Picture in your mind what this area was like in the mid-1800s. The land, although remote, is filled with innumerable resources -- timber, fertile ground, minerals, and waterpower. All that one needs to prosper is the knowledge, imagination, and ingenuity to make it work. Large timber is growing everywhere, and game is plentiful, but roads are scarce. The railroad from Chattanooga to Atlanta goes through Cartersville, the nearest sizable trading center. A dirt wagon road goes through Canton to Cartersville, but you have to ford the river several times. The easiest way to get to the railroad is to go to Fairmount through the Salacoa Valley. At best, in good weather, it is a day’s trip one way by wagon to any sizable trading establishment, so self-reliance is a necessary trait.
The settlers and Indians had complex relationships ranging from cooperation and intermarriage to hostility and violence. During the Historic Period in southern Appalachia, many settlers (mostly Scots-Irish) were moving into the area and learning to survive. By the late 1700s, many Cherokee were Christians, and some had even introduced African slavery into their rich valleys. As the Indians adopted the ways of white men, the settlers also gained Indian knowledge and skills that helped them adapt and thrive. By the 1830s, the Cherokee were the only Indians of significant number remaining in Georgia. Until the time of the Indian Removals, or Trail of Tears, the interaction between Indians and settlers resulted in a "cultural crossroads" that was the inspiration for the Funk Heritage Center.
The Appalachian Settlement is only staffed during special events.
The video below is an example of the activities at the Appalachian Settlement when it is staffed:

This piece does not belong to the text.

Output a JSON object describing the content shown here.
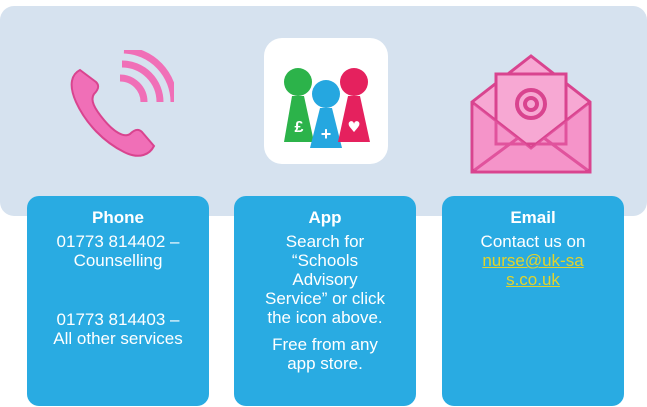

F. James & Florrie G. Funk Heritage Center Georgia's Official Frontier and Southeastern Indian Interpretive Center 7300 Reinhardt Circle, Waleska, GA 30183-2981 770-720-5970 - fax 770-720-5965 Email: email@example.com